::: Information shown

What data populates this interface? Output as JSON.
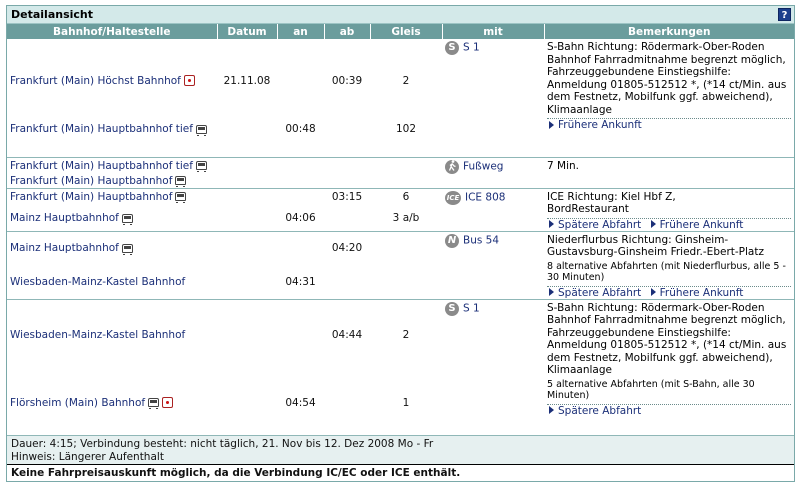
{
  "title": "Detailansicht",
  "help_label": "?",
  "headers": {
    "station": "Bahnhof/Haltestelle",
    "date": "Datum",
    "arr": "an",
    "dep": "ab",
    "track": "Gleis",
    "with": "mit",
    "remarks": "Bemerkungen"
  },
  "sections": [
    {
      "product": "S 1",
      "from": {
        "station": "Frankfurt (Main) Höchst Bahnhof",
        "date": "21.11.08",
        "dep": "00:39",
        "track": "2"
      },
      "to": {
        "station": "Frankfurt (Main) Hauptbahnhof tief",
        "arr": "00:48",
        "track": "102"
      },
      "remarks": "S-Bahn Richtung: Rödermark-Ober-Roden Bahnhof Fahrradmitnahme begrenzt möglich, Fahrzeuggebundene Einstiegshilfe: Anmeldung 01805-512512 *, (*14 ct/Min. aus dem Festnetz, Mobilfunk ggf. abweichend), Klimaanlage",
      "link1": "Frühere Ankunft"
    },
    {
      "product": "Fußweg",
      "from_station": "Frankfurt (Main) Hauptbahnhof tief",
      "to_station": "Frankfurt (Main) Hauptbahnhof",
      "remarks": "7 Min."
    },
    {
      "product": "ICE 808",
      "from": {
        "station": "Frankfurt (Main) Hauptbahnhof",
        "dep": "03:15",
        "track": "6"
      },
      "to": {
        "station": "Mainz Hauptbahnhof",
        "arr": "04:06",
        "track": "3 a/b"
      },
      "remarks": "ICE Richtung: Kiel Hbf Z, BordRestaurant",
      "link1": "Spätere Abfahrt",
      "link2": "Frühere Ankunft"
    },
    {
      "product": "Bus 54",
      "from": {
        "station": "Mainz Hauptbahnhof",
        "dep": "04:20"
      },
      "to": {
        "station": "Wiesbaden-Mainz-Kastel Bahnhof",
        "arr": "04:31"
      },
      "remarks": "Niederflurbus Richtung: Ginsheim-Gustavsburg-Ginsheim Friedr.-Ebert-Platz",
      "remarks2": "8 alternative Abfahrten (mit Niederflurbus, alle 5 - 30 Minuten)",
      "link1": "Spätere Abfahrt",
      "link2": "Frühere Ankunft"
    },
    {
      "product": "S 1",
      "from": {
        "station": "Wiesbaden-Mainz-Kastel Bahnhof",
        "dep": "04:44",
        "track": "2"
      },
      "to": {
        "station": "Flörsheim (Main) Bahnhof",
        "arr": "04:54",
        "track": "1"
      },
      "remarks": "S-Bahn Richtung: Rödermark-Ober-Roden Bahnhof Fahrradmitnahme begrenzt möglich, Fahrzeuggebundene Einstiegshilfe: Anmeldung 01805-512512 *, (*14 ct/Min. aus dem Festnetz, Mobilfunk ggf. abweichend), Klimaanlage",
      "remarks2": "5 alternative Abfahrten (mit S-Bahn, alle 30 Minuten)",
      "link1": "Spätere Abfahrt"
    }
  ],
  "footer": {
    "duration": "Dauer: 4:15; Verbindung besteht: nicht täglich, 21. Nov bis 12. Dez 2008 Mo - Fr",
    "note": "Hinweis: Längerer Aufenthalt",
    "warning": "Keine Fahrpreisauskunft möglich, da die Verbindung IC/EC oder ICE enthält."
  },
  "icons": {
    "s_bahn": "S",
    "walk": "walk-icon",
    "ice": "ICE",
    "bus": "N"
  },
  "colors": {
    "header_bg": "#6b9d9d",
    "title_bg": "#d3e9e9",
    "link": "#1b2f78"
  }
}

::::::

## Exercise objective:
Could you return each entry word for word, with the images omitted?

## Answer space:
What data populates this interface? Output as JSON.
{
  "title": "Detailansicht",
  "help_label": "?",
  "headers": {
    "station": "Bahnhof/Haltestelle",
    "date": "Datum",
    "arr": "an",
    "dep": "ab",
    "track": "Gleis",
    "with": "mit",
    "remarks": "Bemerkungen"
  },
  "sections": [
    {
      "product": "S 1",
      "from": {
        "station": "Frankfurt (Main) Höchst Bahnhof",
        "date": "21.11.08",
        "dep": "00:39",
        "track": "2"
      },
      "to": {
        "station": "Frankfurt (Main) Hauptbahnhof tief",
        "arr": "00:48",
        "track": "102"
      },
      "remarks": "S-Bahn Richtung: Rödermark-Ober-Roden Bahnhof Fahrradmitnahme begrenzt möglich, Fahrzeuggebundene Einstiegshilfe: Anmeldung 01805-512512 *, (*14 ct/Min. aus dem Festnetz, Mobilfunk ggf. abweichend), Klimaanlage",
      "link1": "Frühere Ankunft"
    },
    {
      "product": "Fußweg",
      "from_station": "Frankfurt (Main) Hauptbahnhof tief",
      "to_station": "Frankfurt (Main) Hauptbahnhof",
      "remarks": "7 Min."
    },
    {
      "product": "ICE 808",
      "from": {
        "station": "Frankfurt (Main) Hauptbahnhof",
        "dep": "03:15",
        "track": "6"
      },
      "to": {
        "station": "Mainz Hauptbahnhof",
        "arr": "04:06",
        "track": "3 a/b"
      },
      "remarks": "ICE Richtung: Kiel Hbf Z, BordRestaurant",
      "link1": "Spätere Abfahrt",
      "link2": "Frühere Ankunft"
    },
    {
      "product": "Bus 54",
      "from": {
        "station": "Mainz Hauptbahnhof",
        "dep": "04:20"
      },
      "to": {
        "station": "Wiesbaden-Mainz-Kastel Bahnhof",
        "arr": "04:31"
      },
      "remarks": "Niederflurbus Richtung: Ginsheim-Gustavsburg-Ginsheim Friedr.-Ebert-Platz",
      "remarks2": "8 alternative Abfahrten (mit Niederflurbus, alle 5 - 30 Minuten)",
      "link1": "Spätere Abfahrt",
      "link2": "Frühere Ankunft"
    },
    {
      "product": "S 1",
      "from": {
        "station": "Wiesbaden-Mainz-Kastel Bahnhof",
        "dep": "04:44",
        "track": "2"
      },
      "to": {
        "station": "Flörsheim (Main) Bahnhof",
        "arr": "04:54",
        "track": "1"
      },
      "remarks": "S-Bahn Richtung: Rödermark-Ober-Roden Bahnhof Fahrradmitnahme begrenzt möglich, Fahrzeuggebundene Einstiegshilfe: Anmeldung 01805-512512 *, (*14 ct/Min. aus dem Festnetz, Mobilfunk ggf. abweichend), Klimaanlage",
      "remarks2": "5 alternative Abfahrten (mit S-Bahn, alle 30 Minuten)",
      "link1": "Spätere Abfahrt"
    }
  ],
  "footer": {
    "duration": "Dauer: 4:15; Verbindung besteht: nicht täglich, 21. Nov bis 12. Dez 2008 Mo - Fr",
    "note": "Hinweis: Längerer Aufenthalt",
    "warning": "Keine Fahrpreisauskunft möglich, da die Verbindung IC/EC oder ICE enthält."
  },
  "icons": {
    "s_bahn": "S",
    "walk": "walk-icon",
    "ice": "ICE",
    "bus": "N"
  },
  "colors": {
    "header_bg": "#6b9d9d",
    "title_bg": "#d3e9e9",
    "link": "#1b2f78"
  }
}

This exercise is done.